RAFU STAFF REPORT
SAN FRANCISCO — During nearly two terms on the San Francisco Board of Supervisors, Ross Mirkarimi sometimes made headlines but remained scandal-free.
As representative of District 5, which includes Japantown, his presence was welcomed at Japanese American community functions, especially those that addressed issues of planning, preservation and development in the neighborhood. When he campaigned for sheriff last year, the Japantown community held a fundraiser for him.
Mirkarimi, who had the endorsement of outgoing Sheriff Michael Hennessey, defeated two Sheriff’s Department insiders, Capt. Paul Miyamoto and former Undersheriff Chris Cunnie.
After Mirkarimi’s victory in November, everything went downhill. An alleged incident of domestic violence during an argument between Mirkarimi and his wife, Eliana Lopez, on New Year’s Eve has dogged him ever since his inauguration on Jan. 8. A video shot by a neighbor and turned over to prosecutors showed Lopez with a bruise on her arm.

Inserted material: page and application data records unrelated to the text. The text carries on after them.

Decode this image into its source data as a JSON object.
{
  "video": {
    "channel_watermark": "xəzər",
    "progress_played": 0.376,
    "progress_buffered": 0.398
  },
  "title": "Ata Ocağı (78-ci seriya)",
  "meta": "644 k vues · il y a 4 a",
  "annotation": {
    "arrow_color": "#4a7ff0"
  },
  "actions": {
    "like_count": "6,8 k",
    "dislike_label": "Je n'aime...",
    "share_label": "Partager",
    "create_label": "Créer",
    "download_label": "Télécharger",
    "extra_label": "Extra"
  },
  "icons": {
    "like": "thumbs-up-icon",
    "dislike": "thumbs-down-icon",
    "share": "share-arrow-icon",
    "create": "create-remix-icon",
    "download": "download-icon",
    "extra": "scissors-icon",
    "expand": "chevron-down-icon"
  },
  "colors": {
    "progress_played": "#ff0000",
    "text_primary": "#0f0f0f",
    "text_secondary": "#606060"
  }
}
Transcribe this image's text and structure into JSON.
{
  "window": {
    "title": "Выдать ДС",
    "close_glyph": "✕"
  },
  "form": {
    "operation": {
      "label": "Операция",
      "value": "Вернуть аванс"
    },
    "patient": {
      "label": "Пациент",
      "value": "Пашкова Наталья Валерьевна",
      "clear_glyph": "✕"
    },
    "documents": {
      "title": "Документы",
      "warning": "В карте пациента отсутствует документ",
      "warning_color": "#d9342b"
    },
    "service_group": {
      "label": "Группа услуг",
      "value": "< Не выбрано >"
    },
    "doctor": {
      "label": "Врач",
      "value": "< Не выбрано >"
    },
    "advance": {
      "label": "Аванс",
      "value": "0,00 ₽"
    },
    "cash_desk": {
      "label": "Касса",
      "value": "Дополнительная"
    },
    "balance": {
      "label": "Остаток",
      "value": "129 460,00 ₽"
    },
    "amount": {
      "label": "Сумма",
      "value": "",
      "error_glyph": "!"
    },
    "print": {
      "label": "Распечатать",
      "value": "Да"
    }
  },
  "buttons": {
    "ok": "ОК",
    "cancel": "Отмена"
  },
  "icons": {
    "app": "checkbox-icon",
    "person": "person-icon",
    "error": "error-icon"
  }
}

Mirkarimi has pleaded guilty to a misdemeanor count of false imprisonment and apologized to all concerned, but has refused to step down and has stated that he is still capable of running his department. On March 20, Mayor Ed Lee announced that he was suspending Mirkarimi and filing misconduct charges to be referred to the city’s Ethics Commission.
Women’s rights advocates have taken issue with Mirkarimi’s initial assertion that the incident was “a private matter.”
“Domestic violence is not a private matter,” the Asian Women’s Shelter said at the time. “It is a public safety matter, and we hold our public officials accountable for ensuring such.”
Emily Murase, executive director of the San Francisco Department on the Status of Women, said, “I feel that Mirkarimi can no longer serve effectively as sheriff now that he has pled guilty to false imprisonment of an intimate partner — a form of domestic violence. Part of his job as sheriff is to oversee adequate progress by probationers in the very same 52-week domestic violence intervention program that he is required to partake in as part of his sentence.”
She spoke at City Hall on March 20 along with Andrea Shorter of the Commission on the Status of Women and Beverly Upton of the Domestic Violence Consortium and Partners Ending Domestic Abuse.
Murase is also a member of the San Francisco Board of Education. Mirkarimi’s supervisorial district included Rosa Parks Elementary School, where Murase’s two daughters were enrolled in the Japanese Bilingual Bicultural Program.
Among those calling on Mirkarimi to step down are former Supervisor Aaron Peskin, now chair of the San Francisco Democratic Party Central Committee, and the San Francisco Chronicle.
San Francisco District Attorney George Gascon said the false imprisonment conviction was as serious as the three charges that were dropped — domestic violence, child endangerment and dissuading a witness.
Despite the deal, Gascon has voiced suspicions that Mirkarimi doesn’t really think he’s guilty. The district attorney told the San Francisco Chronicle, “I know there’s almost an attempt to deny that this has occurred. ‘I didn’t really do this. I’m being forced to do this.’ That’s very concerning to me, to be honest with you.”
Public Defender Jeff Adachi, a friend of Mirkarimi, told the San Francisco Bay Guardian, “In order to enter a plea … the judge has to be satisfied you are voluntarily and intelligently entering a plea of guilty. In the 25 years I’ve been practicing law, I’ve never seen a DA ask a person who already pled guilty to a plea bargain, ‘Are you really, really sure you are guilty?’ So it would be highly unusual for a prosecutor to do so, and even more unusual for the elected DA to do so in a misdemeanor case.”
The mayor, who will need support from nine of the 11 members of the Board of Supervisors to remove Mirkarimi, has appointed Vicky Hennessy, a retired chief deputy, to serve as interim sheriff. She is the first woman to lead the department.
Murase commented, “I think Vicki Hennessy is a wonderful choice. We have worked with her on various issues as members of the Commission on the Status of Women, and believe she can enact the reforms we have been waiting for.”
Lopez has recanted and refused to cooperate with authorities. Mirkarimi said he hasn’t spoken to her and is limited to visiting their toddler son for about two hours each day because of a court order. Currently, his wife is in her native Venezuela with their son.
On March 19, a judge sentenced Mirkarimi to three years of probation and a year of counseling. Under the plea agreement, Mirkarimi must pay fines, serve probation, spend a year in a domestic violence intervention program, take parenting classes, and do community service.
Mirkarimi said he was undergoing counseling to address “arrogance and anger management issues” and pointed out that he was an advocate against domestic violence during his time as a supervisor.
(Editor’s note: The original version of this article stated that Murase endorsed Mirkarimi during his campaign for sheriff. Although Mirkarimi’s website listed her as a supporter, Murase said she did not publicly endorse any candidate as she knew and respected all three and would have to work with the new sheriff regardless of who won.)